A WOMAN diagnosed with HIV while going through the menopause has urged older women to take precautions and get tested.

Mother-of-one Sue Mason, 60, caught the virus after she started dating again following her divorce.

There has been a five-fold increase in women aged between 45 and 56 receiving care for HIV in the UK in the last ten years, a study has found.

Sue, of Brighton, met a fellow divorcee in a bar after the end of her ten-year marriage and the pair enjoyed an 18-month romance.

Sue said: “We got on well and had a great time together, but we just couldn’t see it working long-term.

“We ended our relationship, but stayed good friends.

“I had many misconceptions about getting into a relationship at this age, including the idea that I didn’t need to worry about contraception because pregnancy was no longer a worry.

“It hadn’t crossed my mind that older people could get sexually transmitted infections and there is a real lack of information for the older age groups.

“When my ex-partner told me he had HIV and said I ought to get tested, I was appalled and angry, saying ‘how dare you?’.

“I just thought HIV wasn’t something which happened to older, heterosexual women.”

Her ex’s diagnosis came too late and he died just two weeks later.

Sue said: “His health went downhill very quickly, but nobody knew what was wrong with him until it was too late.

“I was devastated when he died. He was a lovely man and a father to a young girl. He didn’t deserve to die so young.”

Sue was diagnosed at an early stage and can expect to live as long a normal life. She said: “After my ex’s death, this felt like a death sentence. It was a dark time and I will never forget it.”

“I had no signs of being unwell and it wouldn’t have entered my mind to get tested, had it not been for my ex-partner. I’m grateful to him for telling me in person as who knows what could have happened otherwise.”

“Thanks to medication I can now live a healthy life, with a normal life expectancy and cannot pass on the infection. But I think there is still a stigma attached to HIV.”

Sue now speaks openly about her experience as a Positive Voices coordinator, based at the Brighton office of the Terrence Higgins Trust, a project set up to help to put an end to outdated views of what it means to live with HIV.

Sue arranges for people with HIV and Aids to go into schools, universities and work places to share their experience and raise awareness of the virus.

Sue, who talks about living with HIV during the “HIV Happy Hour” on community station RadioReverb in Brighton, also started an initiative to visit GP practices after a consultant asked her how she contracted the virus.

She said: “I got fed up with keeping quiet. There are some people who are unable to speak out, so I want to keep talking until there is no longer a stigma surrounding HIV.”

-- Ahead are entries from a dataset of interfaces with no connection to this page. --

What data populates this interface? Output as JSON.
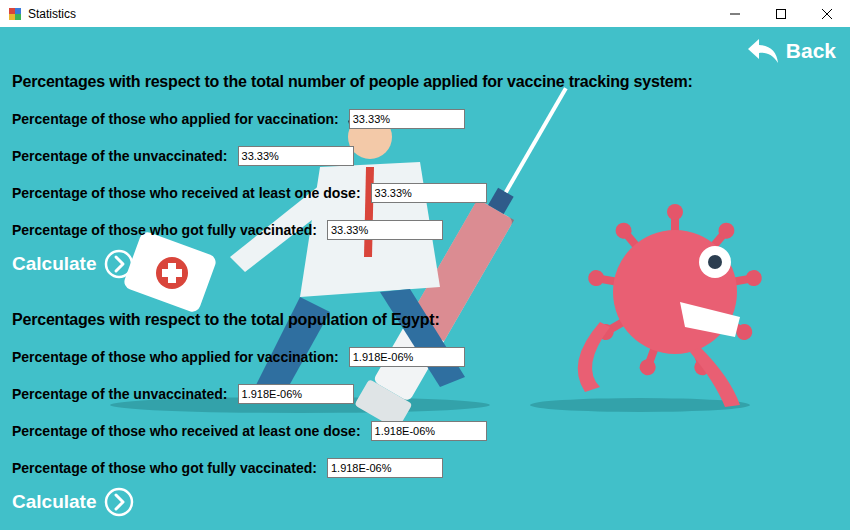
{
  "window": {
    "title": "Statistics"
  },
  "back": {
    "label": "Back"
  },
  "sections": [
    {
      "heading": "Percentages with respect to the total number of people applied for vaccine tracking system:",
      "fields": [
        {
          "label": "Percentage of those who applied for vaccination:",
          "value": "33.33%"
        },
        {
          "label": "Percentage of the unvaccinated:",
          "value": "33.33%"
        },
        {
          "label": "Percentage of those who received at least one dose:",
          "value": "33.33%"
        },
        {
          "label": "Percentage of those who got fully vaccinated:",
          "value": "33.33%"
        }
      ],
      "button": "Calculate"
    },
    {
      "heading": "Percentages with respect to the total population of Egypt:",
      "fields": [
        {
          "label": "Percentage of those who applied for vaccination:",
          "value": "1.918E-06%"
        },
        {
          "label": "Percentage of the unvaccinated:",
          "value": "1.918E-06%"
        },
        {
          "label": "Percentage of those who received at least one dose:",
          "value": "1.918E-06%"
        },
        {
          "label": "Percentage of those who got fully vaccinated:",
          "value": "1.918E-06%"
        }
      ],
      "button": "Calculate"
    }
  ]
}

“I would urge people to use contraception and to get tested for HIV. Early diagnosis can save lives – and stop the transmission of infection.”